I think when Truman Haskell moved to the corporate office, which is on campus, a separate building, the subsequent reassignment of responsibilities, the fact that legal also moved about the same time, there was some involvement on their part, I'm sure. The fact that Marilyn Owens' files were subsequently moved even though this was after the fact, much after the fact, it probably was misfiled or has yet to be located somewhere between the move and where they currently are.
Forte acknowledged that Haskell's job included reviewing charts in anticipation of litigation. At trial, as part of plaintiffs' proffer on the "missing evidence" issue, the court permitted a neonatologist, Dr. Cherian, to testify out of the jury's presence that the current practice was for Risk Management to be informed whenever an infant was born with birth trauma. It was his understanding that the same rule obtained in 1982 when Adam was born, but he did not know personally whether Risk Management had been informed in this case. He noted that the standard procedure was for the attending neonatologist or nurse to note on the chart that Risk Management had been contacted, but that there was no such notation on the charts in this case.
At trial, plaintiffs sought to have the Judge instruct the jury that it could infer from the defendants' failure to preserve and produce Nurse Aretino's note that it would have harmed their case. The court, analogizing to "missing witness" cases, observed that those decisions:
support my inclination that the Court of Appeals looks with disfavor on creating evidence out of no evidence, which, of course, is what the missing evidence inference does.

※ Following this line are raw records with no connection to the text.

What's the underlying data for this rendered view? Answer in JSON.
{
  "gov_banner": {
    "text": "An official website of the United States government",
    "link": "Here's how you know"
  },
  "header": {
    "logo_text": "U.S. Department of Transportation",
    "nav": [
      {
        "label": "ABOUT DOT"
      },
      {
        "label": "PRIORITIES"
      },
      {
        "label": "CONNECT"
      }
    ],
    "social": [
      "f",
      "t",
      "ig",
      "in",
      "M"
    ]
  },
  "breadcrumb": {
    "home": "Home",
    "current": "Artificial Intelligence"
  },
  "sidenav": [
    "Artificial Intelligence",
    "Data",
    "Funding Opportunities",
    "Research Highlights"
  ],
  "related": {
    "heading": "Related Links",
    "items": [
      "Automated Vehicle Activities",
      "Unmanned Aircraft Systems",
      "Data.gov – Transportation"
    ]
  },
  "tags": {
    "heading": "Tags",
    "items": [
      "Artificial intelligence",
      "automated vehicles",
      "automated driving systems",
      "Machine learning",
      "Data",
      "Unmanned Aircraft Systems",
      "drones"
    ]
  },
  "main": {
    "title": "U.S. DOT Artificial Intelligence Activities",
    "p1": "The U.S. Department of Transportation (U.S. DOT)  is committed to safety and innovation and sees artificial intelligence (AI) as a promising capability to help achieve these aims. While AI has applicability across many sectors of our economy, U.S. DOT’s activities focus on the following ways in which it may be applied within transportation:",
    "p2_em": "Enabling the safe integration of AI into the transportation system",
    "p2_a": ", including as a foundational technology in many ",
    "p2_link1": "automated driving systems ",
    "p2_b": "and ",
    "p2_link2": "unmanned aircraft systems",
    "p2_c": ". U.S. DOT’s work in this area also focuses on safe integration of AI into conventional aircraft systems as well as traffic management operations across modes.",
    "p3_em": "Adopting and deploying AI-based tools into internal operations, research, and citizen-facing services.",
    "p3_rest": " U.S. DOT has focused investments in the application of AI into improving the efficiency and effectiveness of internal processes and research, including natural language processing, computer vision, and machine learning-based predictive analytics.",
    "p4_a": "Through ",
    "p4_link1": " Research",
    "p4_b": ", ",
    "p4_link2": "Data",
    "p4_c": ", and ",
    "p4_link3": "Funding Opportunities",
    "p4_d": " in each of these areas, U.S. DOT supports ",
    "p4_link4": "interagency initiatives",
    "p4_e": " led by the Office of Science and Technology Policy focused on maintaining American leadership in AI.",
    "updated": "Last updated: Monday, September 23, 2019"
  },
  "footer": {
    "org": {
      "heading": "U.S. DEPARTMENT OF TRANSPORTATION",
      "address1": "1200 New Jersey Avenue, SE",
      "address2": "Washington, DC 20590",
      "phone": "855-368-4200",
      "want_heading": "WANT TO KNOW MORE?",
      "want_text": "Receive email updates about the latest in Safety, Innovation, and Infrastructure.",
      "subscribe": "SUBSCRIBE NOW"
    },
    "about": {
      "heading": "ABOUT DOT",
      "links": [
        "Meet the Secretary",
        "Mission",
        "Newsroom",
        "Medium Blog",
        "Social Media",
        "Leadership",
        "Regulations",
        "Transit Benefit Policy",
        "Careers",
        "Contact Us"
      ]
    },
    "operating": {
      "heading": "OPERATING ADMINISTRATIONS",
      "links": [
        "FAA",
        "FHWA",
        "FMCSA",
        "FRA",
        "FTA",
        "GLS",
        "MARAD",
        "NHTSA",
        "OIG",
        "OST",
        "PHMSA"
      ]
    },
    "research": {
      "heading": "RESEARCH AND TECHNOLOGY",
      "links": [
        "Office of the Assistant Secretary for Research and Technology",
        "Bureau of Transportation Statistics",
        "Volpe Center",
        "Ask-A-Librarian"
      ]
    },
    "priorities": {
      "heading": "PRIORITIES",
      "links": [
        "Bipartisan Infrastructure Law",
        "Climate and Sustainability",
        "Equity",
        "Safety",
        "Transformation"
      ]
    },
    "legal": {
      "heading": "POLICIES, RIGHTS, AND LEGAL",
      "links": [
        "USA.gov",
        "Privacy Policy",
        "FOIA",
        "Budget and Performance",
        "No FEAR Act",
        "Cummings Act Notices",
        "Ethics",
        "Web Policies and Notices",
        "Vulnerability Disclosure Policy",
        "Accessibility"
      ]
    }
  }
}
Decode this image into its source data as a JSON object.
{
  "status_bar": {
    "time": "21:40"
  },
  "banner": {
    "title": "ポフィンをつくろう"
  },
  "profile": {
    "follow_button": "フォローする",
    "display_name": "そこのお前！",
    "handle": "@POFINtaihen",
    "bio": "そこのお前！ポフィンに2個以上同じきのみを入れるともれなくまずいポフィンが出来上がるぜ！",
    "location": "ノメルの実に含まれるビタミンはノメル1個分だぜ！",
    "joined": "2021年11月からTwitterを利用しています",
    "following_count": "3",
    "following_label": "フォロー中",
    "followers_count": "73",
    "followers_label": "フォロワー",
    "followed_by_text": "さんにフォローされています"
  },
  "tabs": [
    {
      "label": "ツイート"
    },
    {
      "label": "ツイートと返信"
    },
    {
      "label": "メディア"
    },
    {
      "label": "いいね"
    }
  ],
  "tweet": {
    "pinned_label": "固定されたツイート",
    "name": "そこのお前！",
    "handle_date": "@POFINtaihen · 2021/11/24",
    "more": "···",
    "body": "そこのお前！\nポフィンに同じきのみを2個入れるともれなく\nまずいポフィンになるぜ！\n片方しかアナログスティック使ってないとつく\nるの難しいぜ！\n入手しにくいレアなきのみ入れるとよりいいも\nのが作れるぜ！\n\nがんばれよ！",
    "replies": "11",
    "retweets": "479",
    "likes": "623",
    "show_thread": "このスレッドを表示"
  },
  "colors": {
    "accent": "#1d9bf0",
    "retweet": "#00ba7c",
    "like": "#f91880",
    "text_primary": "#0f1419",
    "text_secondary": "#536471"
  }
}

The court noted that, "unlike the missing witness inference where a witness is floating around somewhere who is peculiarly available to a party, and the party fails to call the witness," the missing evidence situation is "a little different because its more like a failure to preserve than a failure to produce. . . . The [missing evidence] inference really is an illogical inference because . . . the failure to preserve really doesn't in any logical way give rise to an inference that what was not preserved would have been unfavorable to the party who failed to preserve it." *fn2 Plaintiffs' counsel responded that the inference might indeed not be logical in circumstances where, at the time the records were lost, the party failing to preserve them had no knowledge of a reason (such as of the possibility of a lawsuit) to ...